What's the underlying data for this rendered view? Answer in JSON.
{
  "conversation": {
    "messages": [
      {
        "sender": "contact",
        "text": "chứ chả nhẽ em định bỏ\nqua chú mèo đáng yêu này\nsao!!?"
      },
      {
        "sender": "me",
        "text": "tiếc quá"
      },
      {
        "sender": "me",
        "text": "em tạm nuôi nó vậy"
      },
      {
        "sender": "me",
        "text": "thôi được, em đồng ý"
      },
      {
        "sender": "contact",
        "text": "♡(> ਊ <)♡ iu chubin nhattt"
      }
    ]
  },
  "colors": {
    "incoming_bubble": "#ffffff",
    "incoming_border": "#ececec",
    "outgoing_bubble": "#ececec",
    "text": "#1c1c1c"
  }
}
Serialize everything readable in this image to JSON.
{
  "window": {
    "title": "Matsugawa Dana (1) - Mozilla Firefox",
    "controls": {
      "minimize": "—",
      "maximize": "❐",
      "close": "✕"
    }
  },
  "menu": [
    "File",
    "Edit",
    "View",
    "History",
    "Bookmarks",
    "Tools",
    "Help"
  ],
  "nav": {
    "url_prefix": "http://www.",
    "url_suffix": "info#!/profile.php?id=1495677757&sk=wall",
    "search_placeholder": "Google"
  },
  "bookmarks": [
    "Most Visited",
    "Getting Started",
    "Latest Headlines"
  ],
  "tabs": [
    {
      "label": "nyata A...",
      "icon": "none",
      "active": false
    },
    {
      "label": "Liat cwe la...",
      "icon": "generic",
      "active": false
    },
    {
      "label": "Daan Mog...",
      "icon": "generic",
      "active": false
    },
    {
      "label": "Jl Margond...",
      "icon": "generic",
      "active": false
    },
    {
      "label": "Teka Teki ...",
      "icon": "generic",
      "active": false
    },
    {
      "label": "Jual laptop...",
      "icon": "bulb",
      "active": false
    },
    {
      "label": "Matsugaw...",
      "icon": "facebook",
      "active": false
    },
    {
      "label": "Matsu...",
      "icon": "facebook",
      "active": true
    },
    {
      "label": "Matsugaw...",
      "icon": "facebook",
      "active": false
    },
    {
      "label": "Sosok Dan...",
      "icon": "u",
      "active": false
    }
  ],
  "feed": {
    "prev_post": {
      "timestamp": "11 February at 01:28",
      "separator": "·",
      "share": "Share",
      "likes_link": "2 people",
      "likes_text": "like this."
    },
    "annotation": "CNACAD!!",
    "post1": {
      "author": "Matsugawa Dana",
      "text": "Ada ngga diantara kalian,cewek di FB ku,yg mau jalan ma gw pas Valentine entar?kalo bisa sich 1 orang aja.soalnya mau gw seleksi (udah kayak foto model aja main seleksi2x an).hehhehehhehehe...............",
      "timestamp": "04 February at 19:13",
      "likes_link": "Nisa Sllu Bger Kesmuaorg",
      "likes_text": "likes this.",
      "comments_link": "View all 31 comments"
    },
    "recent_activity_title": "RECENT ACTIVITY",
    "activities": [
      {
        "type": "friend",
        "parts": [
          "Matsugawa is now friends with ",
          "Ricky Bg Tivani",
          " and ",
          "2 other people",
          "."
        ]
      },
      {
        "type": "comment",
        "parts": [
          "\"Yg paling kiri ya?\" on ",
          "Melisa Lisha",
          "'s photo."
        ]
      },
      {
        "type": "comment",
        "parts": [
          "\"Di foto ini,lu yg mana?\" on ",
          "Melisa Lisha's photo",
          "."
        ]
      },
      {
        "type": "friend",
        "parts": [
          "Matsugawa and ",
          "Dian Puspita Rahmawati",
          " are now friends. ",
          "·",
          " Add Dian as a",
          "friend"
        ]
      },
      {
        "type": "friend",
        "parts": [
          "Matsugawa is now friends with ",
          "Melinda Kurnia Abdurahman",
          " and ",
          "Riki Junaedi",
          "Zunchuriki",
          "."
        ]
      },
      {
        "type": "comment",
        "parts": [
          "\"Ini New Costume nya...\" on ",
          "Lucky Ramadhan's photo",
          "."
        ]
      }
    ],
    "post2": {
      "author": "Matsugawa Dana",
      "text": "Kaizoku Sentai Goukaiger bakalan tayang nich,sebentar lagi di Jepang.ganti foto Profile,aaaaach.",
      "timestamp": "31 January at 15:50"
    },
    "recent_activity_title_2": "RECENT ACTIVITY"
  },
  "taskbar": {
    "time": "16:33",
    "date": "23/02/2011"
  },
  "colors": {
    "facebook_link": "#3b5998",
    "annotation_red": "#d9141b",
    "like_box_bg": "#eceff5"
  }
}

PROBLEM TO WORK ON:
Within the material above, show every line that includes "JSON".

ANSWER TO THIS TASK:
What's the underlying data for this rendered view? Answer in JSON.
Serialize everything readable in this image to JSON.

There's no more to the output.